In contrast, the rest of the dead do not come to life during this period that is symbolically described as a thousand years. These are those who worship the beast, who bear the mark of the beast on their forehead; they have lived their lives without reference to God. For them death leads into Hades, the holding place for humans pending final judgment. They remain dead until, at the end of time, death and Hades give up the dead to be brought before the judgment throne (20:13). Their destiny is the lake of fire, the second death. NIV helpfully sets v.5a in parentheses, because in 5b-6 John returns to those seen in v4.

In v.6 John pronounces a beatitude, the fifth of seven in the book. Blessed are those who participate in the first resurrection; the second death has no power over them. The first resurrection and the second death are explicit; there is also an implicit first death. The first resurrection is obviously this immediate passage of the saints through death into life beyond. The unmentioned first death is presumably the physical death they suffer at the hands of the beast. The second death is the lake of fire (20:14), into which all God’s enemies are ultimately hurled. They will have remained dead in Hades until Death and Hades have to give up their dead.

Throughout the past 2000 years many faithful witnesses have been killed violently by forces opposed to God. But in the final analysis it matters not whether the death be violent or not. All those redeemed by the Lamb are called to follow him in faithful witness even unto death. Death itself is wrong. We sense that every time a loved one dies, every time we gather for a funeral such as today. Death is not a natural part of God’s creation. Death entered because of human sin, behind which lies Satan. Death is the domain of Satan. Death is an enemy. But we have good news to proclaim: it is Jesus not Satan who has the keys of death and Hades. Those who follow the Lamb need have no fear of the first death; they will follow the Lamb through this death into life unending.

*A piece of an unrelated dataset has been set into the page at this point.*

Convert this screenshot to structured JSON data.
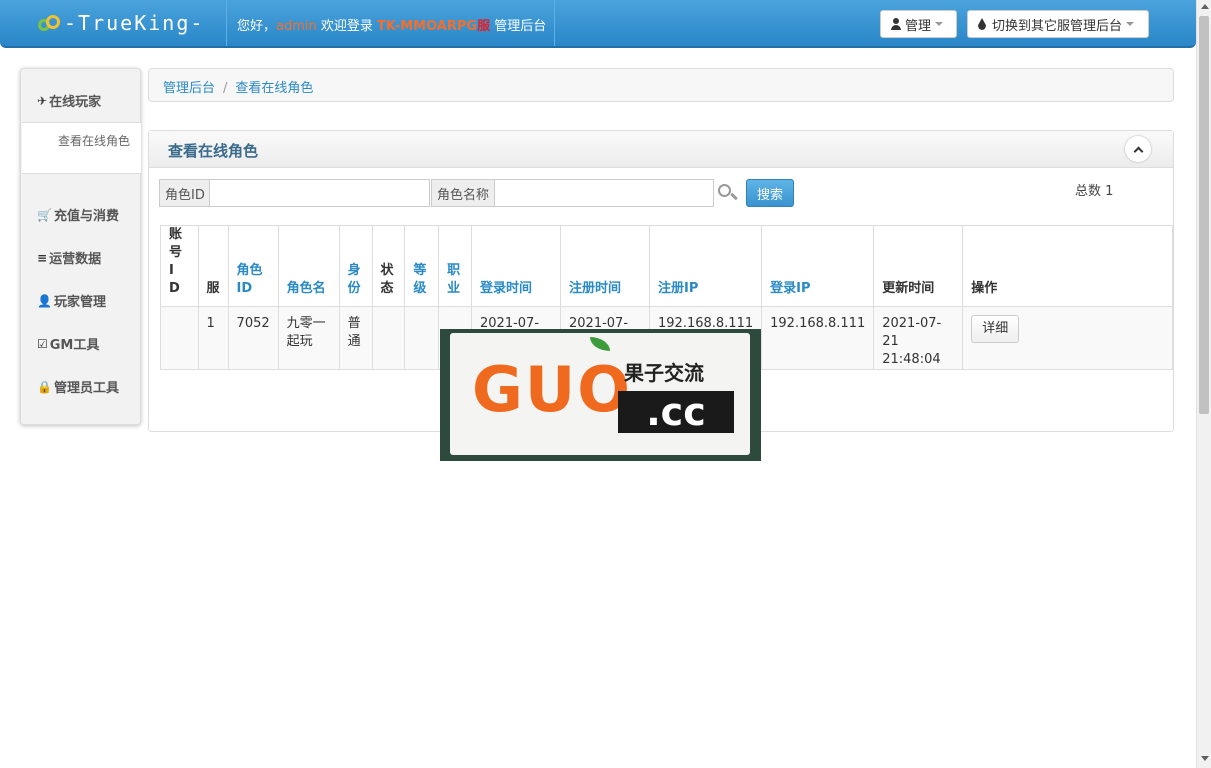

We have gathered today to bid farewell to a faithful witness. More than sixty years ago he passed from death to life when the Lamb redeemed him to be a member of God’s family. This first passage through death to life is symbolized by baptism in which we die to the old self and are raised as a new creation. Since then he had followed the Lamb in faithful witness, faithful to the very end, to death. He has now received God’s judicial ruling: that death cannot hold him. Though he died, yet he lives. Set free from Death’s realm by Jesus Christ, who holds the keys of death and Hades, he has entered God’s presence, there to be greeted, “Well done, good and faithful servant. You are my son and I am your father.” Though his body here decays, yet he lives.

But there is a yet more glorious day. At the end of time as we know it, he will receive a resurrection body. His body, already so frail and weak has continued to decay, though he is now absent from it. We will shortly lay that body in the ground, where the decay will continue. But when the Lord returns he will receive a new body, imperishable, immortal, incorruptible, as we heard in our reading from 1 Cor 15. We have the pattern for this in our Lord Jesus Christ, who, in the middle of time, received his resurrection body. In the plan of God, we must await the end of time to receive our new bodies.

Today we celebrate the life of Rowland. He was a faithful witness to the end. Though he died, yet he now lives. Blessed and holy is he for he has had a part in the first resurrection.

Thanks be to God, who gives us the victory through our Lord Jesus Christ.